191004 Chuylu Hills aerial image

Luxury handbags, sparkling gold sneakers, and now conservation in Africa. It’s an association we would never have dreamed of, but fashion brand Gucci has just invested in conservation in the Greater Amboseli ecosystem.

The Chyulu Hills lie on the eastern side of Big Life’s operating area and include diverse habitats ranging from expansive swathes of grassland to towering cloud forests. This array of natural environments is home to an astounding level of biodiversity, including a small and rare population of 8 critically endangered Eastern black rhinos that Big Life helps to protect.

Just as important, the area is critical for carbon storage. When Gucci was founded almost 100 years ago, the protection of a remote natural space in Africa would have been of little relevance to the Italian fashion house. But the link is one that becomes stronger, and clearer, every day. Protecting nature, no matter where in the world, is good for the planet, and therefore good for everyone.

A REDD+ project allows anyone to contribute to the protection of the world’s carbon stores through the purchase of carbon credits, which offset the impacts of carbon-dioxide producing activities. The money from these credits is invested in habitat and conservation projects, as well as community empowerment. If the forests disappear, so does the income stream, so local communities are motivated to participate.
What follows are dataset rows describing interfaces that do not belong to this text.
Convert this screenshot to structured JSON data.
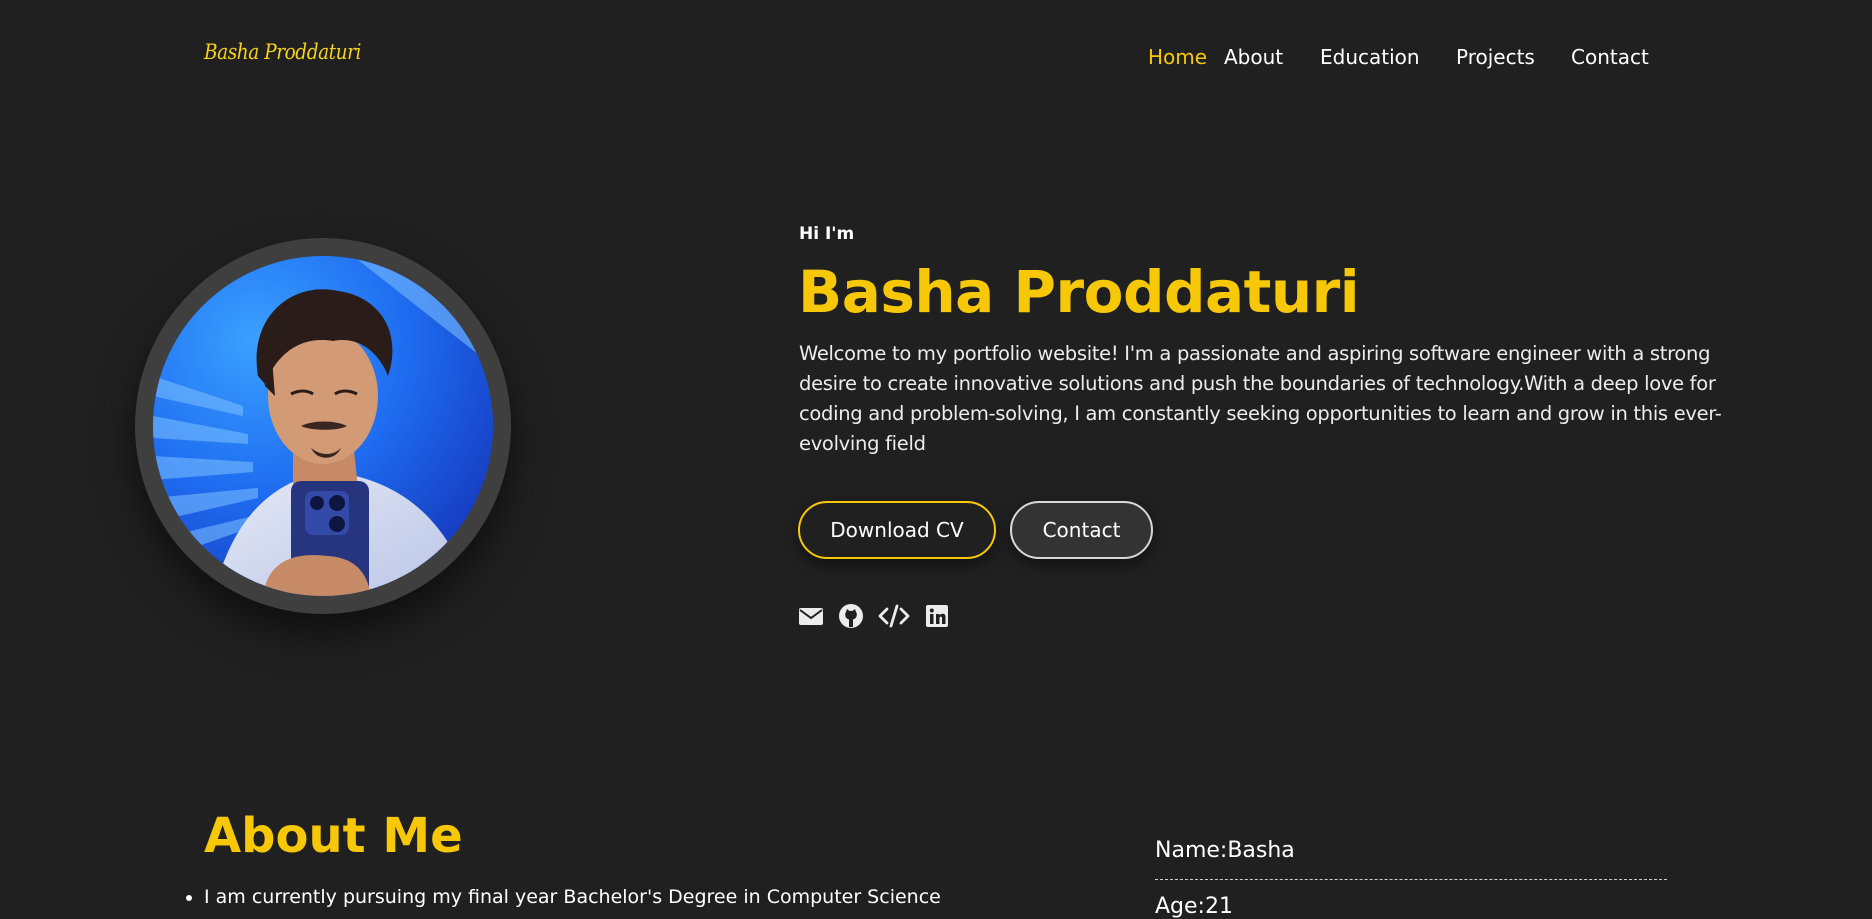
{
  "header": {
    "logo": "Basha Proddaturi",
    "nav": [
      {
        "label": "Home",
        "active": true
      },
      {
        "label": "About",
        "active": false
      },
      {
        "label": "Education",
        "active": false
      },
      {
        "label": "Projects",
        "active": false
      },
      {
        "label": "Contact",
        "active": false
      }
    ]
  },
  "hero": {
    "greeting": "Hi I'm",
    "name": "Basha Proddaturi",
    "intro": "Welcome to my portfolio website! I'm a passionate and aspiring software engineer with a strong desire to create innovative solutions and push the boundaries of technology.With a deep love for coding and problem-solving, I am constantly seeking opportunities to learn and grow in this ever-evolving field",
    "buttons": {
      "download_cv": "Download CV",
      "contact": "Contact"
    },
    "social_icons": [
      "envelope-icon",
      "github-icon",
      "code-icon",
      "linkedin-icon"
    ]
  },
  "about": {
    "title": "About Me",
    "first_item": "I am currently pursuing my final year Bachelor's Degree in Computer Science",
    "info": {
      "name": "Name:Basha",
      "age": "Age:21"
    }
  },
  "colors": {
    "background": "#202020",
    "accent": "#f7c808",
    "text": "#ffffff",
    "button_dark": "#333333"
  }
}
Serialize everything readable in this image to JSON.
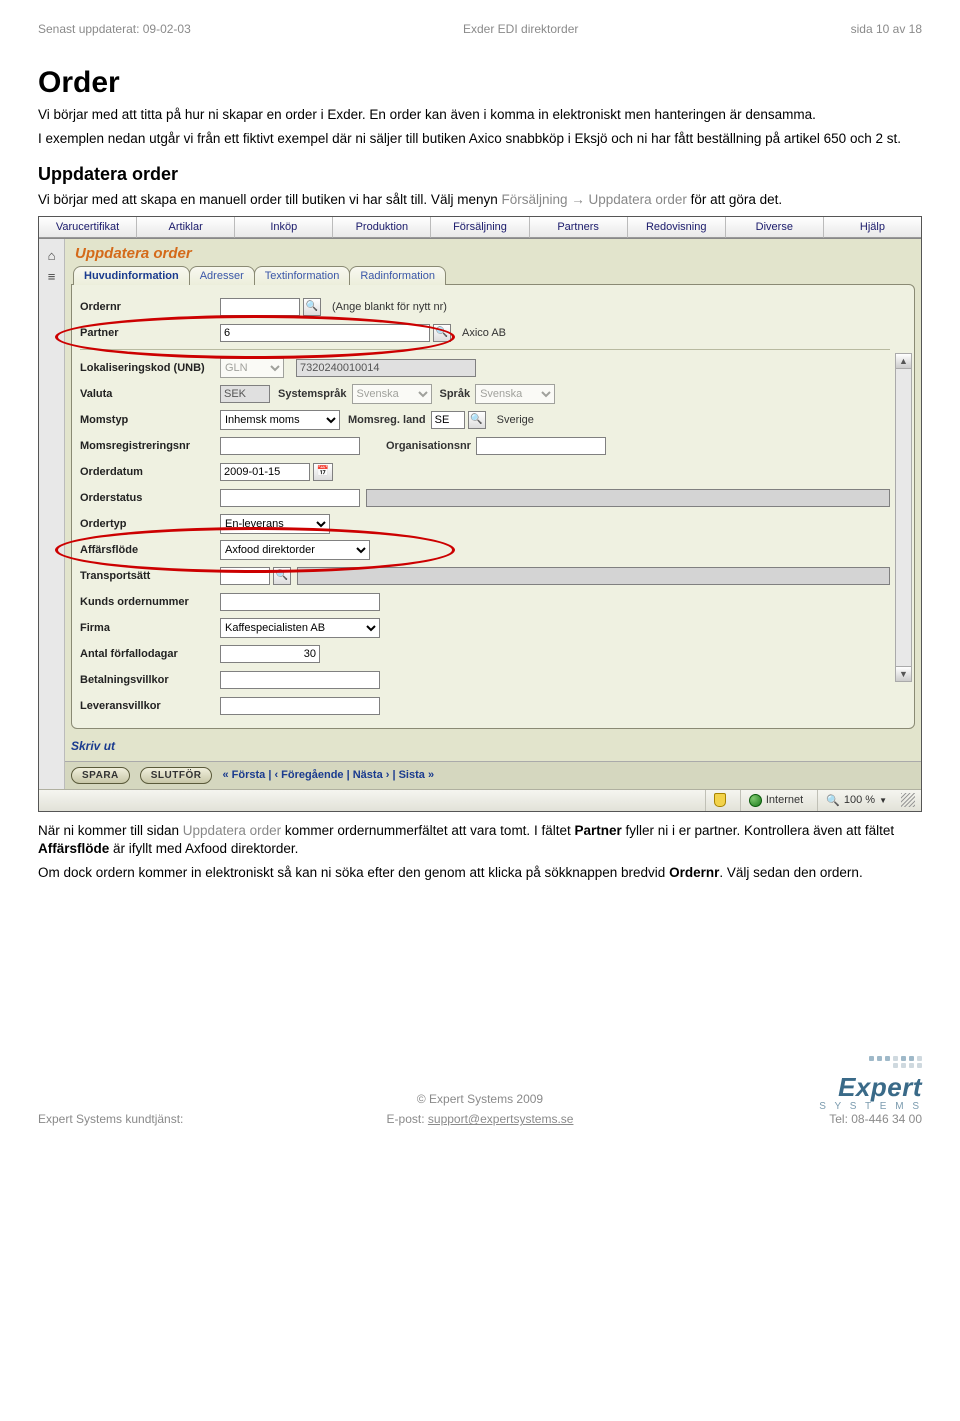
{
  "header": {
    "left": "Senast uppdaterat: 09-02-03",
    "center": "Exder EDI direktorder",
    "right": "sida 10 av 18"
  },
  "doc": {
    "h1": "Order",
    "p1": "Vi börjar med att titta på hur ni skapar en order i Exder. En order kan även i komma in elektroniskt men hanteringen är densamma.",
    "p2": "I exemplen nedan utgår vi från ett fiktivt exempel där ni säljer till butiken Axico snabbköp i Eksjö och ni har fått beställning på artikel 650 och 2 st.",
    "h2": "Uppdatera order",
    "p3a": "Vi börjar med att skapa en manuell order till butiken vi har sålt till. Välj menyn ",
    "p3_menu1": "Försäljning",
    "p3_arrow": " → ",
    "p3_menu2": "Uppdatera order",
    "p3b": " för att göra det."
  },
  "menubar": [
    "Varucertifikat",
    "Artiklar",
    "Inköp",
    "Produktion",
    "Försäljning",
    "Partners",
    "Redovisning",
    "Diverse",
    "Hjälp"
  ],
  "app": {
    "title": "Uppdatera order",
    "tabs": [
      "Huvudinformation",
      "Adresser",
      "Textinformation",
      "Radinformation"
    ],
    "fields": {
      "ordernr_label": "Ordernr",
      "ordernr_hint": "(Ange blankt för nytt nr)",
      "partner_label": "Partner",
      "partner_value": "6",
      "partner_name": "Axico AB",
      "unb_label": "Lokaliseringskod (UNB)",
      "unb_sel": "GLN",
      "unb_val": "7320240010014",
      "valuta_label": "Valuta",
      "valuta_val": "SEK",
      "syssprak_label": "Systemspråk",
      "syssprak_val": "Svenska",
      "sprak_label": "Språk",
      "sprak_val": "Svenska",
      "momstyp_label": "Momstyp",
      "momstyp_val": "Inhemsk moms",
      "momsland_label": "Momsreg. land",
      "momsland_val": "SE",
      "momsland_name": "Sverige",
      "momsreg_label": "Momsregistreringsnr",
      "orgnr_label": "Organisationsnr",
      "orderdatum_label": "Orderdatum",
      "orderdatum_val": "2009-01-15",
      "orderstatus_label": "Orderstatus",
      "ordertyp_label": "Ordertyp",
      "ordertyp_val": "En-leverans",
      "affarsflode_label": "Affärsflöde",
      "affarsflode_val": "Axfood direktorder",
      "transport_label": "Transportsätt",
      "kundsorder_label": "Kunds ordernummer",
      "firma_label": "Firma",
      "firma_val": "Kaffespecialisten AB",
      "forfallo_label": "Antal förfallodagar",
      "forfallo_val": "30",
      "betvillkor_label": "Betalningsvillkor",
      "levvillkor_label": "Leveransvillkor"
    },
    "footer_link": "Skriv ut",
    "btn_spara": "SPARA",
    "btn_slutfor": "SLUTFÖR",
    "nav": "« Första  |  ‹ Föregående  |  Nästa ›  |  Sista »",
    "status_internet": "Internet",
    "status_zoom": "100 %"
  },
  "after": {
    "p1a": "När ni kommer till sidan ",
    "p1_link": "Uppdatera order",
    "p1b": " kommer ordernummerfältet att vara tomt. I fältet ",
    "p1_bold1": "Partner",
    "p1c": " fyller ni i er partner. Kontrollera även att fältet ",
    "p1_bold2": "Affärsflöde",
    "p1d": " är ifyllt med Axfood direktorder.",
    "p2a": "Om dock ordern kommer in elektroniskt så kan ni söka efter den genom att klicka på sökknappen bredvid ",
    "p2_bold": "Ordernr",
    "p2b": ". Välj sedan den ordern."
  },
  "pagefoot": {
    "copyright": "© Expert Systems 2009",
    "left": "Expert Systems kundtjänst:",
    "center_label": "E-post: ",
    "center_link": "support@expertsystems.se",
    "right": "Tel: 08-446 34 00",
    "logo_word": "Expert",
    "logo_sub": "S Y S T E M S"
  }
}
It’s a local payment for a global good.

We are very pleased to share the news that Gucci has made the decision to purchase 350,000 carbon credits from the Chyulu Hills REDD+ project, as part of their effort to become a carbon neutral company.

Gucci is now the second major company to purchase credits from the Chyulu Hills REDD+ project, following two purchases made by Tiffany & Co. We are optimistic about the future seeing such large-scale, for-profit companies taking positive steps towards acknowledging climate change, and doing something to tackle it. We hope many more companies start to follow their lead, for everyone’s benefit.

Photo: Jeremy Goss